Joe tried to remember everything the Captain was yelling, but when his memory failed him, he glanced at the men next to him and copied their movements of heels together, toes apart and ‘sucking in of the gut’. -IT TOOK A WAR
While we were in Harrisburg, we stopped at the National Civil War Museum! We only had about an hour to look around before it closed, so I'd love to go back through it again and soak up more information!
Robert E. Lee's gauntlets. Like, Robert E. Lee actually wore these. I KNOW.
A hat found after the battle of Gettysburg...
This Springfield rifle was found near the Peach Orchard at Gettysburg.
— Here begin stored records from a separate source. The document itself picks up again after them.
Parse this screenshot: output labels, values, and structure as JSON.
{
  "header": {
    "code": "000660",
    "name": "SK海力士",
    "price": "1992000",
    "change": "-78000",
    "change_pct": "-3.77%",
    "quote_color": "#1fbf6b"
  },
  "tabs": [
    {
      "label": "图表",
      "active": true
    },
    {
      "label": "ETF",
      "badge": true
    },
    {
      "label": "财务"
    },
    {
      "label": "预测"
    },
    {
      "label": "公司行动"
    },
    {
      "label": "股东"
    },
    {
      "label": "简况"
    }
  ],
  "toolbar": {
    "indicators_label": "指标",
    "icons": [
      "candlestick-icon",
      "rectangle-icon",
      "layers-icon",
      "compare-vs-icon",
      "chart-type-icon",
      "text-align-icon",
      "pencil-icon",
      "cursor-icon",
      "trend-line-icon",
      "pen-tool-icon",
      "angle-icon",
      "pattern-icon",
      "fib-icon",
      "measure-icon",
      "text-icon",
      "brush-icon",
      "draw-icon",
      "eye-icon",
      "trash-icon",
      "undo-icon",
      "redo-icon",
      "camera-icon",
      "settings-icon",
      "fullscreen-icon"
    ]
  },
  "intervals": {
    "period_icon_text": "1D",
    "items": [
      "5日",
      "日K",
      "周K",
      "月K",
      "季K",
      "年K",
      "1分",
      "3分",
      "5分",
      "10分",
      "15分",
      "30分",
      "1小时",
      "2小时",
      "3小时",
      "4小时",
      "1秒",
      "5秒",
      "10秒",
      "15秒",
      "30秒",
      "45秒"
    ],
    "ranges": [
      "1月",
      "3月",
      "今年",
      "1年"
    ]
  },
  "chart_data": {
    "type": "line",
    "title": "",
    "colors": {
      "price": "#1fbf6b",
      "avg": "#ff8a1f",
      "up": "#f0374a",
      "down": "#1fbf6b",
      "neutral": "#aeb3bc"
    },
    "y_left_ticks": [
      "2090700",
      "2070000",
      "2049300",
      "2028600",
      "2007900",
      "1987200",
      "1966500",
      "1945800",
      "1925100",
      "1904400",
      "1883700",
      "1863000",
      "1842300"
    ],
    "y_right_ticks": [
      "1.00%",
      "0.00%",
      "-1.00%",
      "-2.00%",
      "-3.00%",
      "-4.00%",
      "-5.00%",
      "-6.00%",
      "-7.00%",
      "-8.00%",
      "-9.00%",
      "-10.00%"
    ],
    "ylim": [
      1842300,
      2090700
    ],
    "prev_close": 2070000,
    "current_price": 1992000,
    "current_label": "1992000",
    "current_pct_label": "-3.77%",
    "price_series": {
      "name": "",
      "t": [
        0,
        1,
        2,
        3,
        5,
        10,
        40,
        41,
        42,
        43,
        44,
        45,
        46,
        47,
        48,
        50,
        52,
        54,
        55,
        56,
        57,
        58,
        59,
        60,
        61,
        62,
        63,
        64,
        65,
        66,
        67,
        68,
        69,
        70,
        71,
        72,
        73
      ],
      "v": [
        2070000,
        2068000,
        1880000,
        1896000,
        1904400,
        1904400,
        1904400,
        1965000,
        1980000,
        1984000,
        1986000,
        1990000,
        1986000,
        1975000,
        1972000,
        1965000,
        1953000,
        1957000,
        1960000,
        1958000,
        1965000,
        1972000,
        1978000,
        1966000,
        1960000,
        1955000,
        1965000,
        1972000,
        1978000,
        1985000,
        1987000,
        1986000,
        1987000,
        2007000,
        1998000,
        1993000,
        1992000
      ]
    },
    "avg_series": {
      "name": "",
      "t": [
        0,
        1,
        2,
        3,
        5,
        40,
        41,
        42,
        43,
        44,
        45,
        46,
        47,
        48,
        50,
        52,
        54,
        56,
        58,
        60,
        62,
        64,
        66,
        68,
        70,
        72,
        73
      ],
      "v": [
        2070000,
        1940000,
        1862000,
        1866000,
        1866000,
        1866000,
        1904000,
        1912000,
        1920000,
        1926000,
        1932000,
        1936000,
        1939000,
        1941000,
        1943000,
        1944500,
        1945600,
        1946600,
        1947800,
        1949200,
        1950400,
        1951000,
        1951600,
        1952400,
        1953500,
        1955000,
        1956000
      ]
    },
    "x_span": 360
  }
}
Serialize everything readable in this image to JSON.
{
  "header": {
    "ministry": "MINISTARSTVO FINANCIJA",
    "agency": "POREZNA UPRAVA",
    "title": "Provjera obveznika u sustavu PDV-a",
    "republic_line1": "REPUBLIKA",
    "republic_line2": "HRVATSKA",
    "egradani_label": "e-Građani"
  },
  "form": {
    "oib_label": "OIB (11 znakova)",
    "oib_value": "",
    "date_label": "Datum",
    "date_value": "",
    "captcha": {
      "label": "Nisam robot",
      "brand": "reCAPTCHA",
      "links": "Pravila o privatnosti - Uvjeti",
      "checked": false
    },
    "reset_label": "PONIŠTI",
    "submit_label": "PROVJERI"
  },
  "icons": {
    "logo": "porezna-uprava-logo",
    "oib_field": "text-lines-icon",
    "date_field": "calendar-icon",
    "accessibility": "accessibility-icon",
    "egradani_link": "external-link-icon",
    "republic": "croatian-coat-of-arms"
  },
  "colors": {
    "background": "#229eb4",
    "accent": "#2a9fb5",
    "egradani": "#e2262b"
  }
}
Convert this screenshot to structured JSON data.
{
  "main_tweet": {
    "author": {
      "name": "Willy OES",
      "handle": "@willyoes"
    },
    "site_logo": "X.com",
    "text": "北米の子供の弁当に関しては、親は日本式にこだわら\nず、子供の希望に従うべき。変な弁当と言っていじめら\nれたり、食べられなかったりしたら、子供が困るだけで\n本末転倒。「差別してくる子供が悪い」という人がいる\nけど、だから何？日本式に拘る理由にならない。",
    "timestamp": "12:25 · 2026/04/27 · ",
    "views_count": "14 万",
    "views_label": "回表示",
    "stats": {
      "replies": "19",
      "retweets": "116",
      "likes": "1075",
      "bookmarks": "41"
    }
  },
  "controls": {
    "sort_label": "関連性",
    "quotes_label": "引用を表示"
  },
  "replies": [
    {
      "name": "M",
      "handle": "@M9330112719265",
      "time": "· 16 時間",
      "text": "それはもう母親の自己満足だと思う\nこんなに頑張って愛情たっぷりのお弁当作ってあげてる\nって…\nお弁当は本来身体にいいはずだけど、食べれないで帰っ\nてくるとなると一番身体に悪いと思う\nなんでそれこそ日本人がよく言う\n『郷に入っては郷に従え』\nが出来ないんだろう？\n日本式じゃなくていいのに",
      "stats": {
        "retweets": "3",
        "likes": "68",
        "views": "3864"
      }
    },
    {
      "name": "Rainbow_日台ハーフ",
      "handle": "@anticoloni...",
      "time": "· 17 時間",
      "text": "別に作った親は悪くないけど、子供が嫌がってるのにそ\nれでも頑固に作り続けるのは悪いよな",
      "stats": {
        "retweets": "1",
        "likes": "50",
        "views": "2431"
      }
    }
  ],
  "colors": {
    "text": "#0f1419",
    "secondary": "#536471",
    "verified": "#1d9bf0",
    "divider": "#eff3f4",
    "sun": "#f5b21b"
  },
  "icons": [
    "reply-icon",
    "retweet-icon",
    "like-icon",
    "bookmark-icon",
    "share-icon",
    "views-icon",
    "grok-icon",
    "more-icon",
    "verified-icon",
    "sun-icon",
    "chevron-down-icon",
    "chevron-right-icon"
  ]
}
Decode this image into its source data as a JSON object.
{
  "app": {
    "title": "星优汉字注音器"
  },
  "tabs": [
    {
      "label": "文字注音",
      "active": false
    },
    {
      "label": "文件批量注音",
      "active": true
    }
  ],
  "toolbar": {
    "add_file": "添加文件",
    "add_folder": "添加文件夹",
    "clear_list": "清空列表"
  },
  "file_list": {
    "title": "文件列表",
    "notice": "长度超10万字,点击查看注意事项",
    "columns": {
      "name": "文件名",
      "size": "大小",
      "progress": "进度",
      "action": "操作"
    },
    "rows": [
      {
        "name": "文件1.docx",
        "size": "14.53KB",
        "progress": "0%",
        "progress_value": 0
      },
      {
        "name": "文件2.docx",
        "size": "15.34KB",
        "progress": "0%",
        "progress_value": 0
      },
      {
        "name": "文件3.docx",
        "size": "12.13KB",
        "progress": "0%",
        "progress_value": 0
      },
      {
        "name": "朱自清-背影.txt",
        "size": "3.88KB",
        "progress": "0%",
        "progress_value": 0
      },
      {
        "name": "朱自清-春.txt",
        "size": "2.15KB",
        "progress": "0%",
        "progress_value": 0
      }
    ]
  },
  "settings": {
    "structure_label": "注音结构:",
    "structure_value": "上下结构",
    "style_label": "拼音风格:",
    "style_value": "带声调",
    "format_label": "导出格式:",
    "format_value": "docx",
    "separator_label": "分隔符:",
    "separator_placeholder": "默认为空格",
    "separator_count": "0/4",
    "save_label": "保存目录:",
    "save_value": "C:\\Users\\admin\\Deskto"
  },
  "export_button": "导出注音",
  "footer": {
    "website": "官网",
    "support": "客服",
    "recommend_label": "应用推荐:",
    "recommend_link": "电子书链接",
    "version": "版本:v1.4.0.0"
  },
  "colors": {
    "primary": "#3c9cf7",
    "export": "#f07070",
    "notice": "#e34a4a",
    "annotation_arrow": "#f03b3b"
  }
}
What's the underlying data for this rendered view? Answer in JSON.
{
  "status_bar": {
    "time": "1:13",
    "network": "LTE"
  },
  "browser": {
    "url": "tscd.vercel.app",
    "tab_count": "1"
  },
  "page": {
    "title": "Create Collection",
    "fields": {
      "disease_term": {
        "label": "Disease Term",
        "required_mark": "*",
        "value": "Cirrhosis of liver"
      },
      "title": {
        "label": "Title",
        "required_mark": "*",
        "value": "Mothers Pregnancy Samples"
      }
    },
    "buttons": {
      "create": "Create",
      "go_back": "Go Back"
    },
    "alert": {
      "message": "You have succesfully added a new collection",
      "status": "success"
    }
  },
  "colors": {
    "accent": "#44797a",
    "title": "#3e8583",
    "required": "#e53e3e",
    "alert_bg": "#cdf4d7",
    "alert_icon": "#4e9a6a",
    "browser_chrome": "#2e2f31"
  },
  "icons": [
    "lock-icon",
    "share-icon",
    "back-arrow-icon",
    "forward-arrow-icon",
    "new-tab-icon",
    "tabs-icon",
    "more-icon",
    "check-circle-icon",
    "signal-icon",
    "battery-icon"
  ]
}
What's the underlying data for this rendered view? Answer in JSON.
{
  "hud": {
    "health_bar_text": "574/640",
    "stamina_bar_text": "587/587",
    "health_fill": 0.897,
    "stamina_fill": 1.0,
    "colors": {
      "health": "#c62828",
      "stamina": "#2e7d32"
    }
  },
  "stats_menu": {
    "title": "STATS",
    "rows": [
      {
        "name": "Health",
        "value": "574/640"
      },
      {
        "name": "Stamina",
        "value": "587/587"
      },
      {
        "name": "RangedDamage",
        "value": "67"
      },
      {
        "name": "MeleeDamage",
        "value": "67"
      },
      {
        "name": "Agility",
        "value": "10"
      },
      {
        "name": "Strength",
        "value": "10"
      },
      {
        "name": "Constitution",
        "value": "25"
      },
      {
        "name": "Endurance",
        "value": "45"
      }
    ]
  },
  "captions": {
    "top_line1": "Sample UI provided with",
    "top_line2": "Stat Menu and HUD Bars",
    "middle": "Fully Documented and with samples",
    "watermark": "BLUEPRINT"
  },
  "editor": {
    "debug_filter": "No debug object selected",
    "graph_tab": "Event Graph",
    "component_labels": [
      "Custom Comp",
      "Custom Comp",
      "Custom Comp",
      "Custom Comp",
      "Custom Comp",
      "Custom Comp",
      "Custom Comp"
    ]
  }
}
After the battle, 27,000 discarded rifles were picked up on the field and sent to the Washington arsenal.
This canteen was found near Plum Run in Gettysburg.
This map of the third day of battle of Gettysburg was drawn by General George Pickett.
This U.S. belt plate was found on the "Picket's Charge" field in 1955.
This fragment of a flag, dark blue bunting with a single star, was captured on the Confederate retreat by members of the 18th PA Calvary.
This revolver was found near the "high water mark" at Picket's Charge.
A lock of hair belonging to General George Pickett.
Guess who this huge trunk belonged to?
This flank marker flag was carried by Sergeant John P. Welch of Company E, 104th New York infantry at Gettysburg. On the first day of the battle, the flag was in danger of beging captured. Moments before he was captured, Sergeant Welch hid the flag in his coat sleeve. While a prisoner in Richmond he was able to sew the flag into the lining of his coat and upon his release, carried the flag back to New York.
This wooden spine was created by an unknown prisoner. Carving indivual fins and snapping them together he was able to form the sctruture and occupy his time.
This diary belonged to Sergeant Ellis of Company D, 12th Mississippi. Sergeant Ellis was killed in action at Spotsylvania Court House on May 12th, 1864. The diary was picked up by Private Hacker of Company H, 183rd Pennsylvania. Private Hacker was captured on May 19th and sent to Andersonville prison. During his time in the stockade he wrote about the horrors of the camp. His last entry was Setptember 18th, 1864. Hacker survived the war.
We just can't be serious...
If you're ever in Harrisburg, you should definitely stop at the National Civil War Museum.
Just saying. =)